When you call Netflix customer service, you get no prompting menus, and you are placed on hold for only a few minutes at most. You can even skip to the head of the queue if you use an easily accessed service code from the Netflix Website.
Additionally, Netflix refuses to accept too many calls if the lines get too full. If you happen to call when a major service issue is causing many customers to call in, you will hear -- just before being disconnected -- a curt recording telling you to call back another time. As terrible as this sounds, it may help keep Netflix's customer service representatives from getting jaded by protecting them from potential abuse from customers angry about being on hold for 45 minutes.
However, nowhere is Netflix's streamlined approach to customer service more apparent than at the end of the phone call. After you wrap up your call and the customer service representative wishes you well, you are immediately directed to a customer satisfaction survey.
The survey is one question long:
"We would like to hear about your experience with Netflix. If you are satisfied, press 3. If you are dissatisfied, press 4."
The problem with this question is that it involves major guesswork on the customer's part. Consequently, the response may say more about the respondent than about Netflix -- and therefore may be of little analytical value.
For one thing, it is unclear whether it is asking about satisfaction with the company in general or with the particular customer service phone call. I have always assumed the latter, given the context, but I could be wrong.
For another example, once or twice in the past, I have been assured something would be handled by the exceedingly friendly Netflix customer service representative, pressed 3 on the survey, and found later that the issue was handled incorrectly.
Now I have a dilemma. Do I call Netflix back to complain? If the representative handling that call takes care of it for me, do I tell the survey that I'm satisfied (truthful but doing nothing to mitigate the prior "satisfied" rating) or not satisfied (untruthful but potentially more accurate in the aggregate)? The additional problem with the latter approach is that I don't want the person actually helping me to be punished.
On a related note, what if the employees try their best, but I still have the problem? Recently, I called Netflix about some streaming issues I've been having. Ultimately, the representative could not assist me. I honestly have no way of knowing whether the representative was truly not in a position to assist me (in which case, I should vote satisfied, because he tried his best and was very courteous), or if there was something more he could have done, and he either didn't know what it was or just didn't bother (in which case, I should vote dissatisfied). Torn, I hung up on the survey without answering.
Netflix isn't the only company that has these one-question surveys. As many companies overwhelm customers with a laundry list of increasingly complex feedback questions, others -- in the interest of increasing customer participation -- are taking the opposite approach: brutal simplicity.

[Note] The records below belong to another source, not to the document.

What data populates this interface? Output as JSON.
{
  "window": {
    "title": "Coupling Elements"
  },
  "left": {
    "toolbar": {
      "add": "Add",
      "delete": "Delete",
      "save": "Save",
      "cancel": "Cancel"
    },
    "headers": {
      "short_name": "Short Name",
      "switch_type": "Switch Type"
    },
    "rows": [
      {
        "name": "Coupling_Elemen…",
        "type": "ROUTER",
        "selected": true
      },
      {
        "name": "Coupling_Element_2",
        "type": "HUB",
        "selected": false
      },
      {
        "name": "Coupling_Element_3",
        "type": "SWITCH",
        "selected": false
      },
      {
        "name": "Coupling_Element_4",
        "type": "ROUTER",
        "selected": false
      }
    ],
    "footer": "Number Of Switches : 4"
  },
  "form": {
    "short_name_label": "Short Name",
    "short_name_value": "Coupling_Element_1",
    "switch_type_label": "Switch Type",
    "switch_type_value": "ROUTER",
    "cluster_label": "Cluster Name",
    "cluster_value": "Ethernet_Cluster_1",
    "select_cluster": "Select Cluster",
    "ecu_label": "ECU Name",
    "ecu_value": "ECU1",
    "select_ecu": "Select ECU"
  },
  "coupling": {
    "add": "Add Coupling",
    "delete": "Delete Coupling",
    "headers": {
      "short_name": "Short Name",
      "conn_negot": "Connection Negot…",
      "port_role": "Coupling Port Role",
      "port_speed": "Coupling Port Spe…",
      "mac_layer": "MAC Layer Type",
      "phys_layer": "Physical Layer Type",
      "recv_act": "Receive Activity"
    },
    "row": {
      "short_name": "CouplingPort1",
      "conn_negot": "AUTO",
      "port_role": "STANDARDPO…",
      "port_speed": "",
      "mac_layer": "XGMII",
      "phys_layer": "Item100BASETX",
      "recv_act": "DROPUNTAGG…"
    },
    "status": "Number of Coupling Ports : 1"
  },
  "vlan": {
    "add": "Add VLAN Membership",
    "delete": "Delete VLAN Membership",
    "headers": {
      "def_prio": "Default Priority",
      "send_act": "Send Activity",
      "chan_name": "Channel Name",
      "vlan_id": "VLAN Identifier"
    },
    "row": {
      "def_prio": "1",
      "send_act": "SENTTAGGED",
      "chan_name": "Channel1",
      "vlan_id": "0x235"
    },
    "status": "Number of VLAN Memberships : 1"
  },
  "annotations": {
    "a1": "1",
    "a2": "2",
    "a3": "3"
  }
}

However, this kind of all-or-nothing survey, leaving no room between two extremes (satisfied and dissatisfied), has serious weaknesses. Sure, with only a straightforward yes-or-no question, the survey is quick and simple, but "quick and simple" is not synonymous with "efficient" -- or, for that matter, "accurate."
Moreover, its usefulness is limited. Netflix is getting little to no insight as to why the customer is satisfied or dissatisfied. Additionally, unless Netflix keeps track of customers who can't get through during a busy time, the customer survey fails to take into account perhaps the most dissatisfied customers of all.
Accuracy, not simplicity, is the touchstone of analytics. Organizations must therefore take a more balanced approach to surveys. Yes, it may make the analytics more difficult, but thinking like an actual customer yields far more accurate -- and actionable -- results.